For all that any man may gainsay, the ketch Arangi, trader and blackbirder in the Solomon Islands, may have signified in Jerry's mind as much the mysterious boat that traffics between the two worlds, as, at one time, the boat that Charon sculled across the Styx signified to the human mind.
Quand un bon vin meuble mon estomac, Je suis plus savant que Balzac - Plus sage que Pibrac ; Mon brass seul faisant l'attaque De la nation Coseaque, La mettroit au sac ; De Charon je passerois le lac, En dormant dans son bac ; J'irois au fier Eac, Sans que mon cœur fit tic ni tac, Présenter du tabac.
The evidence for the paucity of small Kuiper Belt objects (KBOs) comes from New Horizons imaging that revealed a dearth of small craters on Pluto's largest satellite, Charon, indicating that impactors from 300 feet to 1 mile (91 meters to 1.6 km) in diameter must also be rare.
A new character joining in "An Obol for Charon" is simply referred to as Number One (Rebecca Romijn).
Now offered as a formalized program--either in many medical schools as an elective or in humanities programs--the field was pioneered by Rita Charon, executive director of the Narrative Medicine Program at Columbia University.
Khazanah said Datuk Charon Mokhzani, Executive Director, Managing Director's Office and Managing Director of Khazanah Research Institute (KRI), would be leaving Khazanah and the institute in mid-May 2018, after serving for nearly five years.
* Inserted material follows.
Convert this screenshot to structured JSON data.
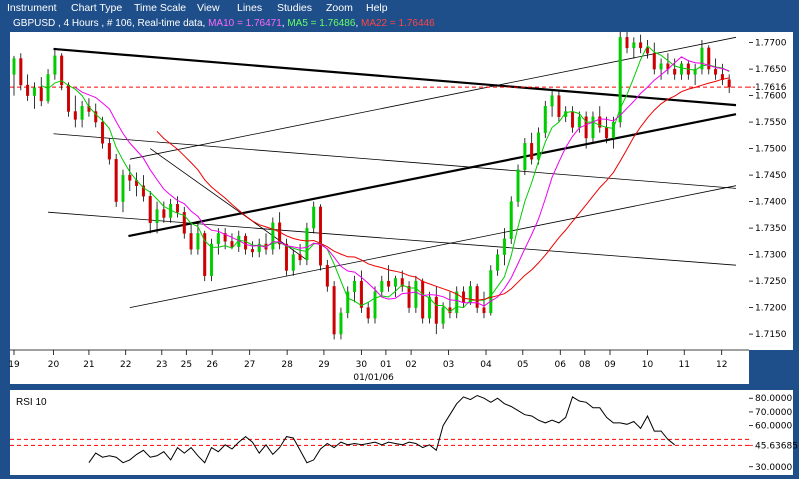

Narrative medicine program was founded by Dr Rita Charon in 2001 at Columbia University Medical Center.